At the event, which took place on June 5, the minister said the ministry is fed up of the fights at public universities; he attributed the infighting to male dominance and stated that the men do not usually want to give others a chance to lead.
While there would be need for a well-done research to find out whether the infighting is primarily due to men’s dominance, what is certainly clear is that we need more women to lead our academic institutions.
Out of the nine public universities in the country, only two have had female vice chancellors, namely Prof Christine Dranzoa of Muni University and Prof Mary Jossy Nakhanda Okwakol, who recently retired from Busitema University. While this is progress, more needs to be done to encourage, train and raise up women to take up these leadership positions.
Of course, for one to take up such a mantle, they must have many attributes and qualifications up their sleeves regardless of their gender. They must have leadership qualities, academic prowess and knowledge, administrative skills and experience of working and managing in such institutions. No one ought to be considered unless they do have the skills universities need to be led. However, the push for having more women is necessary for the following reasons:
Female vice chancellors are likely to understand the challenges women go through in pursuit of higher education and can advocate for a better environment for them to do so.
Secondly, they are likely to institute fair policies that provide protection for those sexually harassed. While both male and female students are harassed, many of the stories that see the light of day are those of the females, showing an urgent need to have them protected. These female vice chancellors also provide good examples for the woman in academia to follow suit.
It is not an easy path to get there, especially for many women who are given roles by the society and religion, that good or bad, tend to make the path harder to follow. Seeing other women make it to vice chancellorship, however, will encourage others to pursue such interests because they have seen someone else do it.

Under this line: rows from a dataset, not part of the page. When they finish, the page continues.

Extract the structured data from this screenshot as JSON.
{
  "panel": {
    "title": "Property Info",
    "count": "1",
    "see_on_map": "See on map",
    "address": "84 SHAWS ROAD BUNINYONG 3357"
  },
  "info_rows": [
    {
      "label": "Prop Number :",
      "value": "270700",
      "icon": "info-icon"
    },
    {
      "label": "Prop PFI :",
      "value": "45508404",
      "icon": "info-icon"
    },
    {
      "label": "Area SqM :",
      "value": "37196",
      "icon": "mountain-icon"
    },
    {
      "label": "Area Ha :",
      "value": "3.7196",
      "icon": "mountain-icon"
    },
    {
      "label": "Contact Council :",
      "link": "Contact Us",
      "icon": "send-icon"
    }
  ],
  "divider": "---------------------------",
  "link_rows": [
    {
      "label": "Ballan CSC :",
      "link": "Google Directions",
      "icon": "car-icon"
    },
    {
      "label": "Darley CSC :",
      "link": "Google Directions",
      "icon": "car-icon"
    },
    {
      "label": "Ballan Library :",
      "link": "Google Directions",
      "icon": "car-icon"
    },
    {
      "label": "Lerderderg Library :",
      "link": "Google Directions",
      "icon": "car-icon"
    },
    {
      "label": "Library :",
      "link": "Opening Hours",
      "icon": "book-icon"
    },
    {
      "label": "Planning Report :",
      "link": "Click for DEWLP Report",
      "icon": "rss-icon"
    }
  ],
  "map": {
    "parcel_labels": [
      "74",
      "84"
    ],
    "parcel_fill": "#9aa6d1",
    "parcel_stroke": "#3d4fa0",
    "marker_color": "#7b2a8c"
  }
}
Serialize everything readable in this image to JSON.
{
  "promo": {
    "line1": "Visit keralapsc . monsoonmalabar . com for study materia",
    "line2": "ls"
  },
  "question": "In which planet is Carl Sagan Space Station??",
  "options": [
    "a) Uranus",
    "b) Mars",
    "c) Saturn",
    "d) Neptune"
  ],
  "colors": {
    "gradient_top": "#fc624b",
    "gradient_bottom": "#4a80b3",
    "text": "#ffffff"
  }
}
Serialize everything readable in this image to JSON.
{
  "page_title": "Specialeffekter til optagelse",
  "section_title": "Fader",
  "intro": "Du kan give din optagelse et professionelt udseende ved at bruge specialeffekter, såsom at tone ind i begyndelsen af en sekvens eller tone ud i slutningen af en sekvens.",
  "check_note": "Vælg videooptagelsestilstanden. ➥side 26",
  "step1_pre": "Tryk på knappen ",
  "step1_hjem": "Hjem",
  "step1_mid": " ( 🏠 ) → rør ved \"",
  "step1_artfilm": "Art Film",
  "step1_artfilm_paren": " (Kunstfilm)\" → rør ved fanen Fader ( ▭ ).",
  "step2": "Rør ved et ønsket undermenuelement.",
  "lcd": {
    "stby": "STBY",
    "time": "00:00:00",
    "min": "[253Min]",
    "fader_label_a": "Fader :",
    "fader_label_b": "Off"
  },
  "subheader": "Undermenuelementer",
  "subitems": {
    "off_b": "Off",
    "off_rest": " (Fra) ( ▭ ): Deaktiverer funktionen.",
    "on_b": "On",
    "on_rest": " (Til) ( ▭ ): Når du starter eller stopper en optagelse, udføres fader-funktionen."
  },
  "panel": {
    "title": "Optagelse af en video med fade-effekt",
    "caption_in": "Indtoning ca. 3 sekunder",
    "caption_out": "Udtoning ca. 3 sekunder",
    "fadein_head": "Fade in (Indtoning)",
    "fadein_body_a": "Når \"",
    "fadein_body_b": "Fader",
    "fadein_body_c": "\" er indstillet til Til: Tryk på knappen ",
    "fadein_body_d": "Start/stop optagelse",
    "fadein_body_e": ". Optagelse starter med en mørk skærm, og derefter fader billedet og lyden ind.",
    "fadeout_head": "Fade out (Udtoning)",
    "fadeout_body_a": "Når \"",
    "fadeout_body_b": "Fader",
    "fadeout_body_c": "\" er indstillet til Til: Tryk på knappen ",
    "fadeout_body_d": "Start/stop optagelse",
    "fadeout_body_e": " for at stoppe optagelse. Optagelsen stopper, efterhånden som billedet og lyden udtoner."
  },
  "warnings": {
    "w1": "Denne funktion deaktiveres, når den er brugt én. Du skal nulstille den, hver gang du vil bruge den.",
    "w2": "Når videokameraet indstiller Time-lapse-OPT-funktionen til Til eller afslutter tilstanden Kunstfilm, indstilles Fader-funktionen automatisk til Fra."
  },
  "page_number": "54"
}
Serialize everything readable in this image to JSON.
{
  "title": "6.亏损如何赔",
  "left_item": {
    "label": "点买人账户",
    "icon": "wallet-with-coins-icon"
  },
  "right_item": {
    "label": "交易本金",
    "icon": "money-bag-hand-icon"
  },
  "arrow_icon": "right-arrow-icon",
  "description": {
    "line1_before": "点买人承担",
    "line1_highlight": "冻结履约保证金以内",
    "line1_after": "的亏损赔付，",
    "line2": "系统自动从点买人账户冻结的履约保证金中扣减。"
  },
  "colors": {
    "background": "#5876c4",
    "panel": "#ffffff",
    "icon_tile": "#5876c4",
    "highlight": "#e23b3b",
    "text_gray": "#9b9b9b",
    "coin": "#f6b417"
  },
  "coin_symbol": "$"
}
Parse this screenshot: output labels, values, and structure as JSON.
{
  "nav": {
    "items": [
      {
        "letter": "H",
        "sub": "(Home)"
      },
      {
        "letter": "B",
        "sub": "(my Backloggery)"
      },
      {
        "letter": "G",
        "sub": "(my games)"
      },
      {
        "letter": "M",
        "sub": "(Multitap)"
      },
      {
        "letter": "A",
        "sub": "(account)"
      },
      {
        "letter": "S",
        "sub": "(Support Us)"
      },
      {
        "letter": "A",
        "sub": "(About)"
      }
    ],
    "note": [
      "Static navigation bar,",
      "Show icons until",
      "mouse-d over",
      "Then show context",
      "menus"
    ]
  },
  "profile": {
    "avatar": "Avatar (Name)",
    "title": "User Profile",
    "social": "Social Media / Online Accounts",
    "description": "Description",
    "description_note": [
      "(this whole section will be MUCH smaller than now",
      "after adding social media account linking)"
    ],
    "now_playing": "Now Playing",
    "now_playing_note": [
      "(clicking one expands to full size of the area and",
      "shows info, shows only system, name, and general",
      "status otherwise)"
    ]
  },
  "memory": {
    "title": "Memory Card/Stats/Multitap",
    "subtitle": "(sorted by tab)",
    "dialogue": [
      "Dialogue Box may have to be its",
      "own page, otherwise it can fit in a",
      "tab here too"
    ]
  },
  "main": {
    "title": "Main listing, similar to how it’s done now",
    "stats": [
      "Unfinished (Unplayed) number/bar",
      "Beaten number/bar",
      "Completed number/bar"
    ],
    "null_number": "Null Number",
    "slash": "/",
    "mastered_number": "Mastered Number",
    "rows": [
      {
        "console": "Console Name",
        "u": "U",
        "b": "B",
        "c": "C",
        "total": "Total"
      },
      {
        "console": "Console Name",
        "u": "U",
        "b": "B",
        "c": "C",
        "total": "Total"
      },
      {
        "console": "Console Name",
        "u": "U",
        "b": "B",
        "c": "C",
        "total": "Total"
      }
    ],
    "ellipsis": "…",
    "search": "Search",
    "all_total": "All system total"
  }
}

We hope, therefore, that the ministry will do more than talking and seriously advocate for more females to take the lead.